By Carl Lewis
Thursday, Aug. 13, 2009
Public college students in the midstate may experience canceled classes, longer lines at the cafeteria and less one-on-one time with their professors this fall.
As part of a new cost-cutting measure approved Wednesday by the Georgia Board of Regents, faculty and staff at Georgia’s colleges and universities will take six furlough days during the upcoming academic year. The measure is expected to save the state $42 million.
“The university system is no more immune from the impacts of this economy than any other organization,” Chancellor Erroll B. Davis said. “There will be impacts, but we will try to keep the impacts on students to a minimum.”

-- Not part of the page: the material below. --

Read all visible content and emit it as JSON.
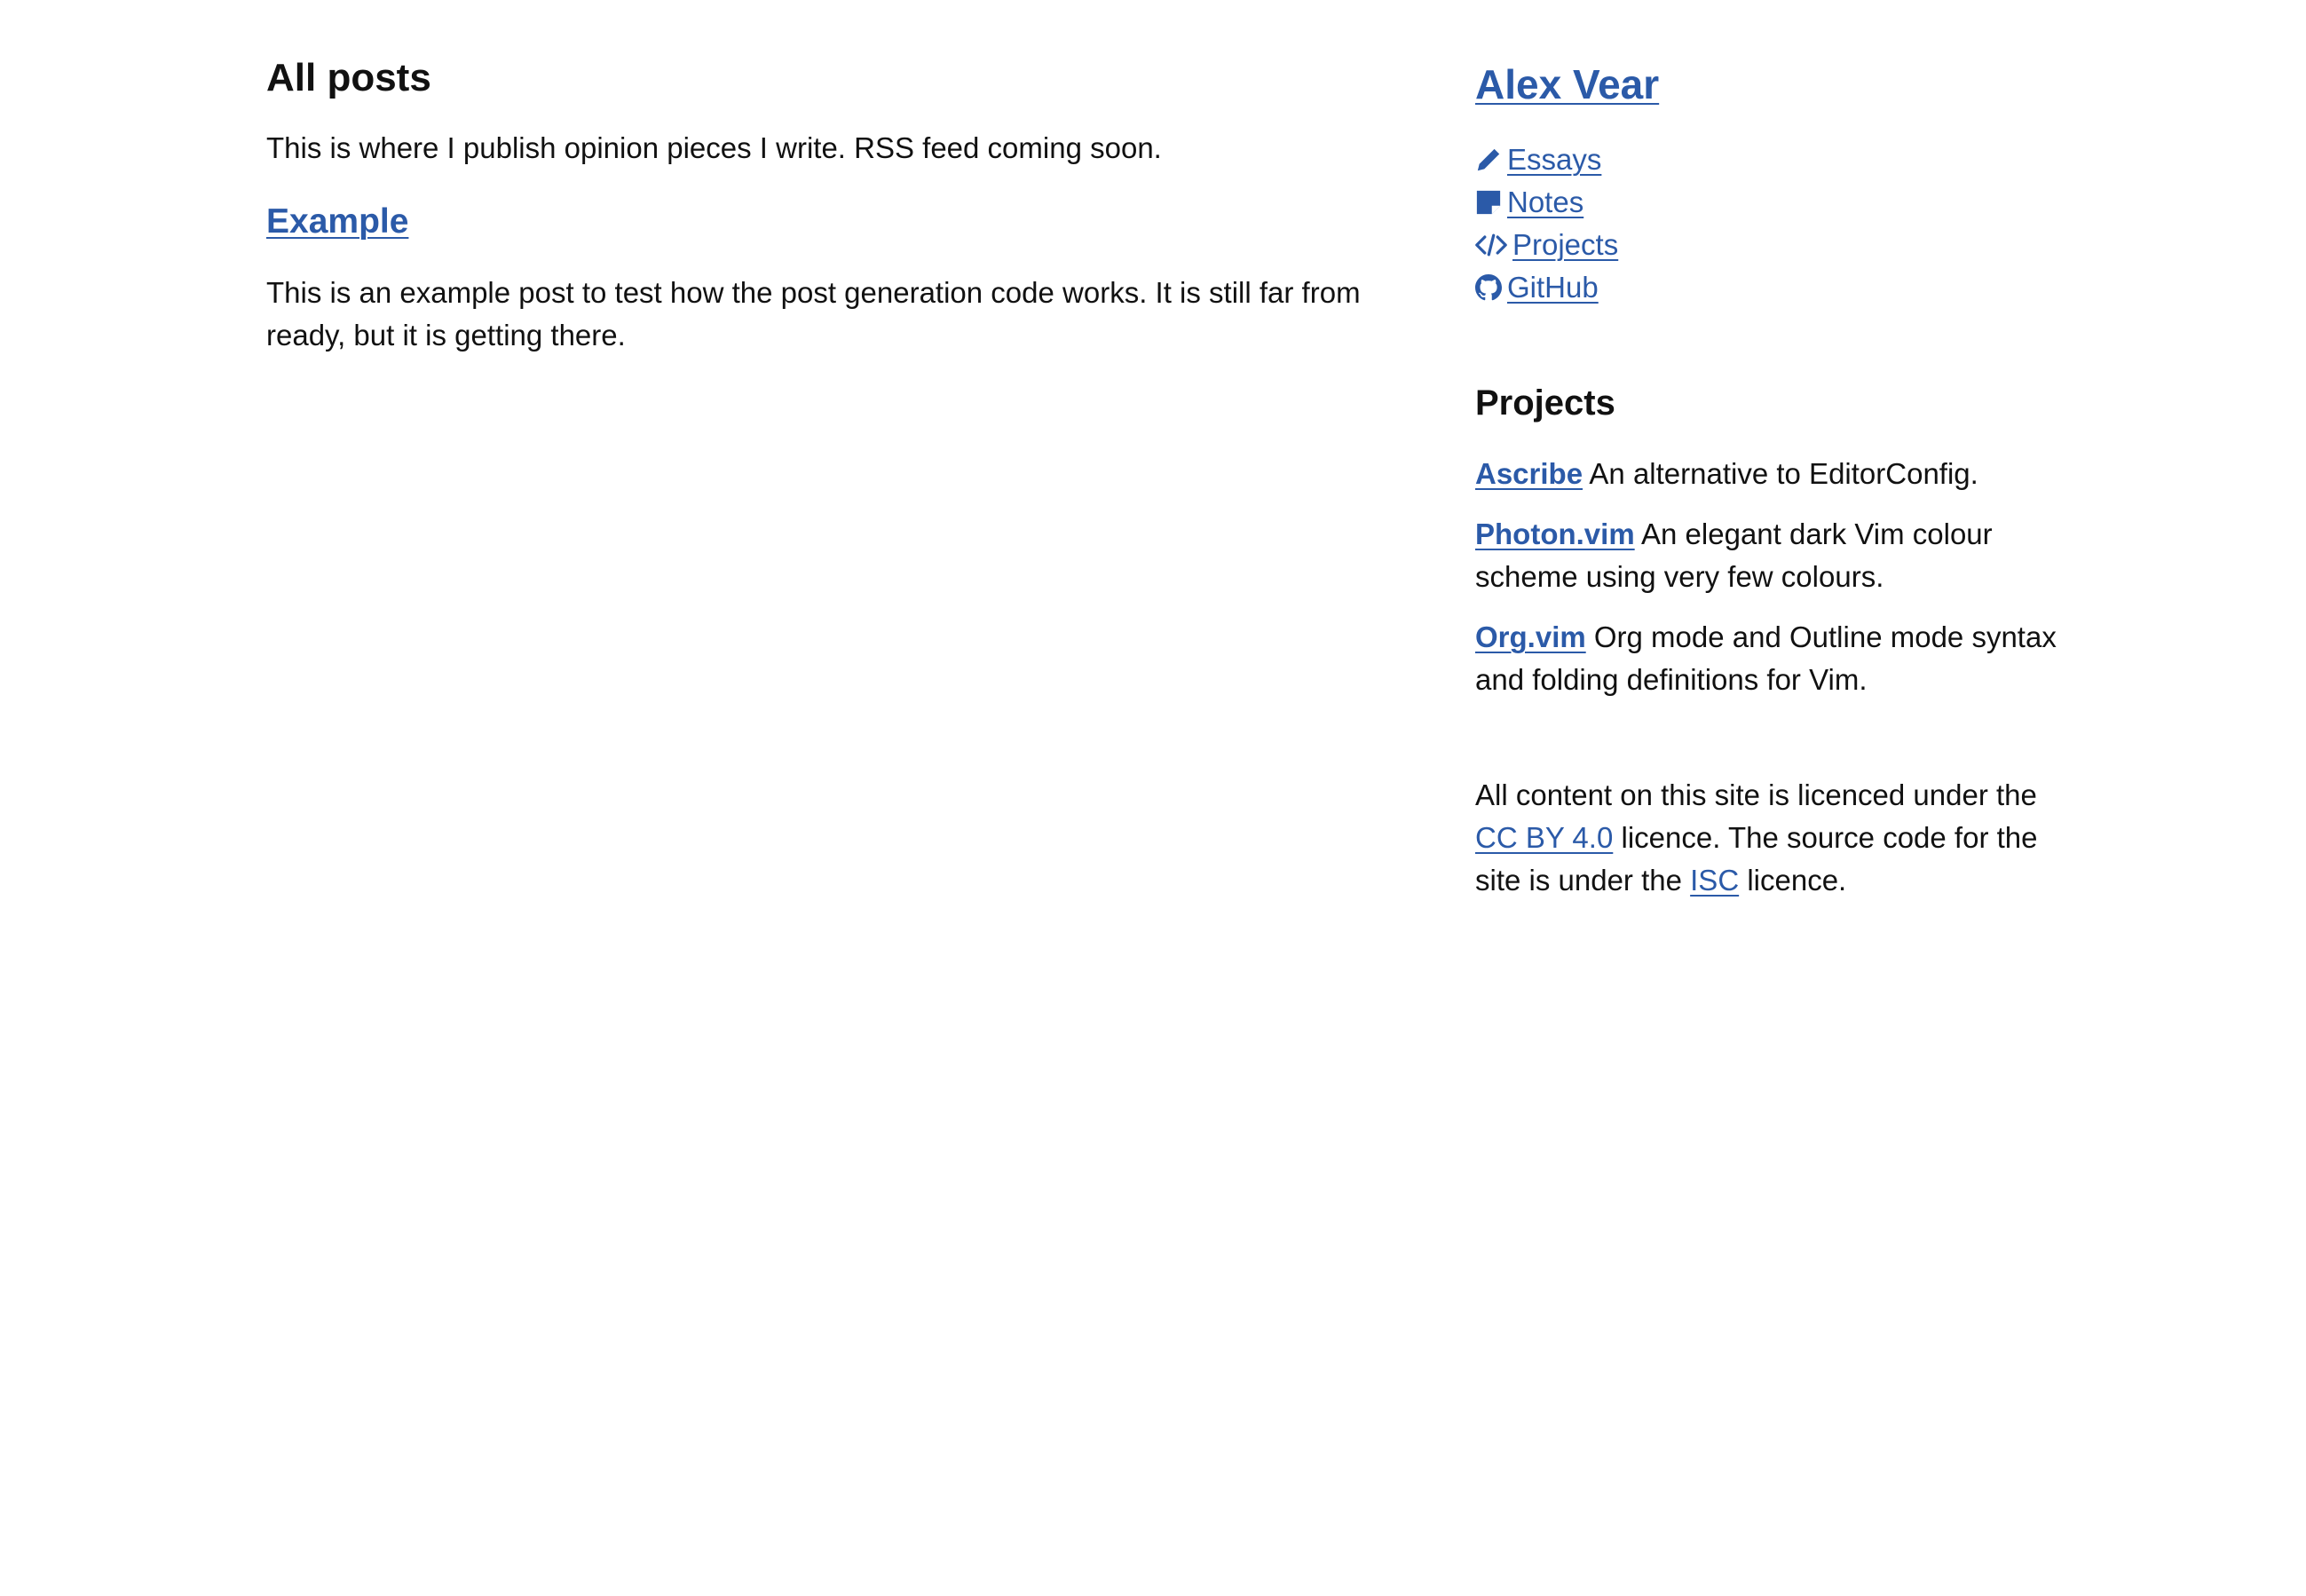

Still, it won’t be easy to cushion all students from the cuts.
At Fort Valley State University, officials will most likely close the campus altogether during the furlough days, spokeswoman Vickie Oldham said.
“Closing down is something we hate to do, but it’s best to do it that way because it saves on energy and utility costs,” Oldham said.

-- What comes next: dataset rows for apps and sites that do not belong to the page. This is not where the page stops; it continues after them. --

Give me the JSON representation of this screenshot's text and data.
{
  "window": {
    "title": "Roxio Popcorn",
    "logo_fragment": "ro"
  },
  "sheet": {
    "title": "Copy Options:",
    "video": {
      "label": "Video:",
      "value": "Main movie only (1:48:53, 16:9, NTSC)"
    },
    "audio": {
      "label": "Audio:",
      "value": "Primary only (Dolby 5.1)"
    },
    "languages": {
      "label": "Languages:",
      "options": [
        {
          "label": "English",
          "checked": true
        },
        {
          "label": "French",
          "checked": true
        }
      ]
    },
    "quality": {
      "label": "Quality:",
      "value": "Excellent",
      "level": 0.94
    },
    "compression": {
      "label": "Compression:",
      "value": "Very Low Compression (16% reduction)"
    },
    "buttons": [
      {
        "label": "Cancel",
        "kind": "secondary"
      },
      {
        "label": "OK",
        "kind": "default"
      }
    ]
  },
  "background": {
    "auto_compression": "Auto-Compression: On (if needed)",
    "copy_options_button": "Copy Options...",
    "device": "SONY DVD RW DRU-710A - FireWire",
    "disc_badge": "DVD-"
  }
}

Terrance Smith, FVSU’s vice president of student affairs, said he hopes the university won’t be forced to shut down. If it does, officials will try to schedule closures during days that will impact students the least, he said.
“We’re looking at maybe a day or two during the Thanksgiving holiday or Christmas break,” Smith said.

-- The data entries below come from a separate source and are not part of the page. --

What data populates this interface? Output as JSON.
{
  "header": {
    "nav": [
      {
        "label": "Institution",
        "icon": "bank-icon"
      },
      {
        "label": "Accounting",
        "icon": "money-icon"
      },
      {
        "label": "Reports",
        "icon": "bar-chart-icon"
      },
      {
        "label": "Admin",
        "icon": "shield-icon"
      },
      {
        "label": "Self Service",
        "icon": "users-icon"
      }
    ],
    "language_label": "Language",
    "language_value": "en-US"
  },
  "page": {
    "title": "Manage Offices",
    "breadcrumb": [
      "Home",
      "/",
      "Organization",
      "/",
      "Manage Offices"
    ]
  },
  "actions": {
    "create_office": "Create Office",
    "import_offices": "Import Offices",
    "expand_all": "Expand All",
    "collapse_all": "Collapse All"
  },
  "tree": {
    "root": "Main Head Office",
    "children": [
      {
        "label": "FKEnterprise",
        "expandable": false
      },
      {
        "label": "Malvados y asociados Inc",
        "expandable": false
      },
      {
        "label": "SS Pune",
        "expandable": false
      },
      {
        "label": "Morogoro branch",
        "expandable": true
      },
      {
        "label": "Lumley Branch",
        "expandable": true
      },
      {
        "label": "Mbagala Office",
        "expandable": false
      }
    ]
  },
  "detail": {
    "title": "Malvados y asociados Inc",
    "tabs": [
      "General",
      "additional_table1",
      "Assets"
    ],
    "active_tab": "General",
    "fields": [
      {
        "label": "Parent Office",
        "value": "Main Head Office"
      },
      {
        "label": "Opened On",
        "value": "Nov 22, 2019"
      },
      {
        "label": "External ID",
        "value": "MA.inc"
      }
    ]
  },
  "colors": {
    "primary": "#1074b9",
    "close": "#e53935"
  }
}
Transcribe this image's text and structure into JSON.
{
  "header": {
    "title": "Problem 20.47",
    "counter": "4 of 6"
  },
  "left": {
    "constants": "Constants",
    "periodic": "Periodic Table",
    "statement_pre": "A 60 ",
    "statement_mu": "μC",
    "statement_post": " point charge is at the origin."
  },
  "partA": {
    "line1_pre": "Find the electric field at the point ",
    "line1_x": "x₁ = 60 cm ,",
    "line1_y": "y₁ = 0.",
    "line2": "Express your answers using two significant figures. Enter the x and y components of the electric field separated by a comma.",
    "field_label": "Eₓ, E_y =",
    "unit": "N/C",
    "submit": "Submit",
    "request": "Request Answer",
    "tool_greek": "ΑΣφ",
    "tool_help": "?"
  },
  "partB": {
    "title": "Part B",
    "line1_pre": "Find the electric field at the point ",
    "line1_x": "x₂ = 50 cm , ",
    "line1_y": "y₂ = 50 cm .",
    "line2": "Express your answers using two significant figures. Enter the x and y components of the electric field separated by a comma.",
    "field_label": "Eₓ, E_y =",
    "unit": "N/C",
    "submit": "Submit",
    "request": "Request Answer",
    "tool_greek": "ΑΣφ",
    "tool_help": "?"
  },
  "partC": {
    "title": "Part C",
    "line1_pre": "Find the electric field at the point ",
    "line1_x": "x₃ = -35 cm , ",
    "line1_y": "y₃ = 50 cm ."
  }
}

At Macon State College, classes won’t be canceled, but students could have a harder time scheduling appointments with their academic advisers, spokesman Bill Weaver said.
“We’re hoping the impact upon students will be negligible ... but it is possible that there could be some very minimal time delays in getting seen,” he said.
Weaver said Macon State officials are trying to schedule professors’ days off during weekdays when they don’t teach classes, but plans are still preliminary.
“There’s a lot of things we don’t know yet. Does everybody have to take the same day off? Could we take half days?” Weaver said.
At Middle Georgia College in Cochran, quality of student services will be impacted across the board, President Michael Stoy said.
“It’s going to cause us to stagger our workload, which could cause students to see longer lines at places like the registrar’s office,” Stoy said.
Georgia College & State University hasn’t decided yet how it will implement the furloughs, but university operations will be impacted significantly, Georgia College President Dorothy Leland said.
“Collectively, the furloughs represent the loss of approximately 37,000 people hours during the fiscal year,” Leland said. “Our challenge is to find ways to continue to operate the university effectively and educate its students under these circumstances.”
Leland said she’s confident Georgia College faculty and staff will pull together during these tough times and find creative ways to do as little harm to the university’s 6,600 students as possible.
“Fortunately, the university has a history of people pulling together,” Leland said. “There is a creative, entrepreneurial spirit here. I’m confident we’ll figure it out.”
To contact writer Carl Lewis, call 744-4347.